The home's original character was maintained by replicating existing dormer details for six new dormers. New windows and doors were matched to historic proportions. And Warren even insisted on an internal gutter system because that's what the house originally had, Hansen said.
New insulation, ventilation and radiant heat flooring made the old house cozy and comfortable. "It's super-efficient," said Hansen, who collaborated with Hagstrom Builder on the project. "The goal was to save as much as possible."
Not everything that Warren had hoped to save could be saved. The home still has its original pocket doors, but much of the original woodwork was too dinged to salvage. The new woodwork and staircase were designed to replicate the scale and details of the originals. Lumber and other materials that couldn't be reused were donated to a reuse nonprofit, Better Futures.
Picking up the reins
During the lengthy project, Warren's health declined to the point that he set up a trust to fund the project's completion. After he died in November, daughter Julie, who lives in Texas, picked up the reins of the renovation, making multiple trips to Minnesota to sign off on details and check on the home's progress.
"It's a great project, very meaningful, and my dad wanted it finished," she said. "It didn't feel like a choice."
The massive renovation is almost complete. The four-bedroom, three-bathroom house will be open for touring during the Homes by Architects tour Sept. 21-22.
Next month, the 4,000-square-foot house and its 1-acre lot will go on the market.
"It's stunningly beautiful," said listing agent Elliott Hagstrom, Coldwell Banker Burnet. "It's an 1850s house, restored without any penny spared. The millwork is just exceptional and true to the era."
But instead of the small outdated rooms it used to have, the house now has an open floor plan, a new kitchen and a spacious owners' suite with a sitting room, walk-in closet and luxurious bathroom. (A price has not yet been set.
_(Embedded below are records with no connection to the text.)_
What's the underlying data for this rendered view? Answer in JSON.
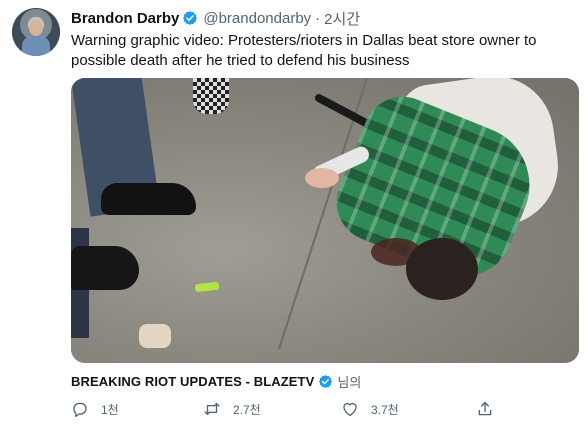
{
  "tweet": {
    "display_name": "Brandon Darby",
    "handle": "@brandondarby",
    "separator": "·",
    "time": "2시간",
    "text": "Warning graphic video: Protesters/rioters in Dallas beat store owner to possible death after he tried to defend his business",
    "verified": true
  },
  "card": {
    "title": "BREAKING RIOT UPDATES - BLAZETV",
    "suffix": "님의"
  },
  "actions": {
    "reply_count": "1천",
    "retweet_count": "2.7천",
    "like_count": "3.7천"
  },
  "colors": {
    "verified_blue": "#1d9bf0",
    "secondary_text": "#536471",
    "primary_text": "#0f1419"
  },
  "icons": {
    "verified": "verified-badge-icon",
    "reply": "reply-icon",
    "retweet": "retweet-icon",
    "like": "heart-icon",
    "share": "share-icon"
  }
}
Interested parties can contact Hagstrom, 651-324-4137, or Krista Wolter, 612-247-5106, Coldwell Banker Burnet.)
Julie is happy to see the historic home ready for its next chapter. "The house looks amazing, and it's so rewarding to see it restored," she said.
She's sure her dad would be pleased with the final result.
"He wanted to bring another family to Marine and have the house last another 160 years," she said. "It's been great to be able to see that through for him."